For most companies and patients, the cost of purchasing an adjustable desk is too costly.  An alternative to an adjustable desk is having a high desk and then using a stool to quickly go from sitting to standing. But again this can be costly too.  Another alternative is to use a regular desk and have a standing desk converter placed on the desk.

I was recently asked by AnthroDesk to review one of their products; the AnthroDesk: Sliding Standing Desk Converter (Black.

** Please note that this is not an affiliate link. The product was given to me so I could do a review.  I told them that despite receiving the product for free my comments on their product would not be biased. *

Anthrodesk Standing Desk Converter Review

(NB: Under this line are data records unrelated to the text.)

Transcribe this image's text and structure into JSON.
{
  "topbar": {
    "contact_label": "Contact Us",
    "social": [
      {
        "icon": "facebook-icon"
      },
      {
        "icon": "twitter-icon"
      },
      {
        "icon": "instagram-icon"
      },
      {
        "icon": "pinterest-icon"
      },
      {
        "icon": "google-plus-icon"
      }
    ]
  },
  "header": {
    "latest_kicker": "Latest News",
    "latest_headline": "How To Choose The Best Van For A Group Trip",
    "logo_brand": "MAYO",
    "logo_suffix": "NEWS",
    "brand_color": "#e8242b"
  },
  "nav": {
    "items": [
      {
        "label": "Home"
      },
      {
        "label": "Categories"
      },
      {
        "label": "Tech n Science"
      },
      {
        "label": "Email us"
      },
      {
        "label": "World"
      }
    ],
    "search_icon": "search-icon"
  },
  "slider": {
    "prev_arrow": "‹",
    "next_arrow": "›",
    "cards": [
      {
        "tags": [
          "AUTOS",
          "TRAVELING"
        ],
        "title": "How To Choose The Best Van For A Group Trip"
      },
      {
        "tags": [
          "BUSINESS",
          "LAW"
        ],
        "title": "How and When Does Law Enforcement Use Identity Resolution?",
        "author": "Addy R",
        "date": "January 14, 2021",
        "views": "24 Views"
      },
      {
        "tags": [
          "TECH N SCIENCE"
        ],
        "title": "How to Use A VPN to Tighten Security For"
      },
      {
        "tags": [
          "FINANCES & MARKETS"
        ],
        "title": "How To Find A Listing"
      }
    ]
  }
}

I would like to note that I have only had the converter for approximately 3 weeks but here are my thoughts:

Pro:

  1. It was quick and easy to assemble the converter. An Allen key is provided and no added tools are necessary. It took me 10 minutes to assemble it.  The website said it could take up to 15 minutes.
  2. Once assembled, the converter feels sturdy.  In my video you can see the monitor shake but the converter felt solid.
  3. The latches have a safety mechanism to prevent accidental unlatching.  Though this might be difficult to unlatch when needed i’d rather have difficulty unlatching than having my monitor fall.
  4. With the monitor as far back as it can and the front end of the bottom shelf right at the edge of the desk the monitor is an arms length from the user.  A general rule of thumb for monitor distance is one arm’s length from the screen
  5. At the current price (February 3, 2019), the converter is $99.99 CAD.  This is a lot cheaper than an adjustable table.

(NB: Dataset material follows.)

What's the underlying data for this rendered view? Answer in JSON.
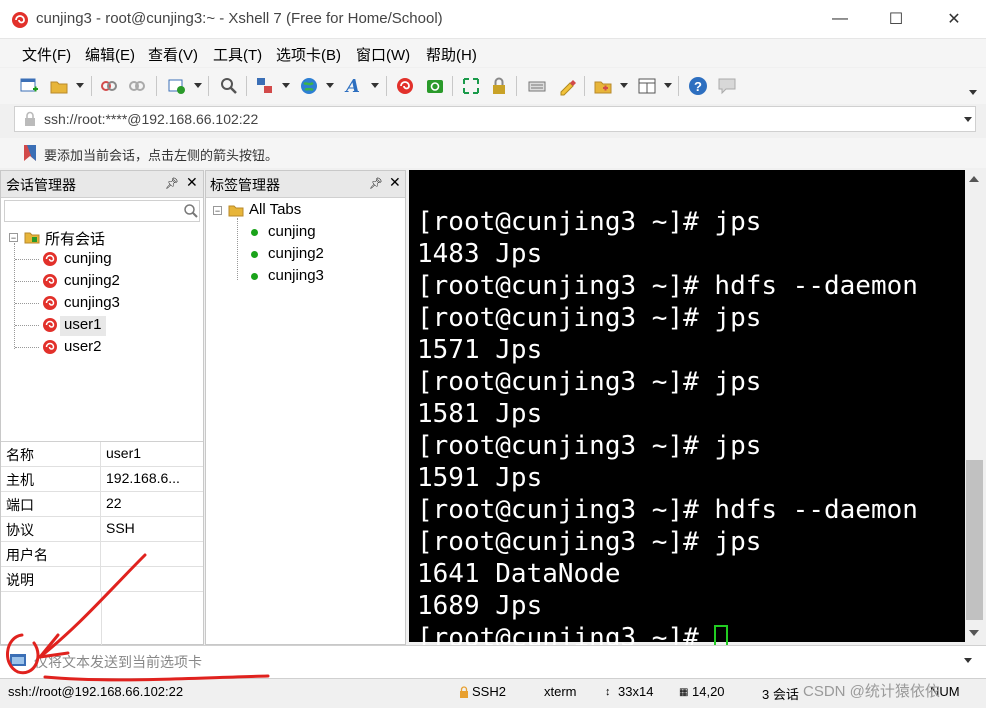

Cons:

  1. It is loud when changing the heights of the shelves. In an open office setting this might not be desirable but in an home office room this might not bother you.  
  2. At the lowest position of the lower shelf it can be difficult to get the shelf up.
  3. When moving the shelves there are moments of sticking.
  4. The support post height is limited to the heights that it can support.  For shorter individuals this will be of no use.

Other Thoughts

At its lowest position the bottom shelf will stand 1.25 inches off the desk.  If your desk is currently at the right height for your keyboard this may alter your ergonomics.

It takes approximately 15 to 20 seconds, for me, to adjust the converter up or down. This may be considered long when comparing to a fixed height desk with a tall stool which takes seconds to adjust. I also don’t know how long it takes for an adjustable desk to change heights.  I would think that if it feels even remotely inconvenient you may end up not using it at all.

I’m curious to see if the noise from my converter is just a flaw in the converter given to me or if it is experienced on others. If this is what happens on all of the devices this might not be a product that would be desirable in an open office setting or a reception area.

Conclusion

 For the price, this product is a cheap alternative, and if you don’t mind the time it takes to change the heights of the shelves or the sound then this could be a good option for a stand up desk.

Effects of Long Standing

Remember movement is the most important part.  If you think that just switching to standing all day is going to fix all your problems, long standing can have its own negative effects.

  1. Lower back fatigue and discomfort.
  2. Carotid arteriosclerosis, leg edema, orthostatic symptoms (light headedness or dizziness), heart rate, blood pressure, and venous diseases (varicose veins, chronic venous disease and chronic venous insufficiency).
  3. A number of studies have shown that exposure to prolonged standing tasks can increase the physical fatigue and discomfort reported by workers.